### Exercise inputs

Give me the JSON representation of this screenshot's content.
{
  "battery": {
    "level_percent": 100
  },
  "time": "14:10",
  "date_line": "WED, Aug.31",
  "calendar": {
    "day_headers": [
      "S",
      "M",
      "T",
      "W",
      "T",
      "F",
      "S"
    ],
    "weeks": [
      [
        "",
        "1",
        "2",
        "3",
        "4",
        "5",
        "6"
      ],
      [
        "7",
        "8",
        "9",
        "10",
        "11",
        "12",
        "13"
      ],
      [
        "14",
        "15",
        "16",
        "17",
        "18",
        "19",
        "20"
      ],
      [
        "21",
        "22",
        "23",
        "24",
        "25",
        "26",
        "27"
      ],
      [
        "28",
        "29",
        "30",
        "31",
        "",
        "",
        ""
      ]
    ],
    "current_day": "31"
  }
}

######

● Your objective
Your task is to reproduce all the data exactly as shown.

● Result for this exercise
Give me the JSON representation of this screenshot's content.
{
  "battery": {
    "level_percent": 100
  },
  "time": "14:10",
  "date_line": "WED, Aug.31",
  "calendar": {
    "day_headers": [
      "S",
      "M",
      "T",
      "W",
      "T",
      "F",
      "S"
    ],
    "weeks": [
      [
        "",
        "1",
        "2",
        "3",
        "4",
        "5",
        "6"
      ],
      [
        "7",
        "8",
        "9",
        "10",
        "11",
        "12",
        "13"
      ],
      [
        "14",
        "15",
        "16",
        "17",
        "18",
        "19",
        "20"
      ],
      [
        "21",
        "22",
        "23",
        "24",
        "25",
        "26",
        "27"
      ],
      [
        "28",
        "29",
        "30",
        "31",
        "",
        "",
        ""
      ]
    ],
    "current_day": "31"
  }
}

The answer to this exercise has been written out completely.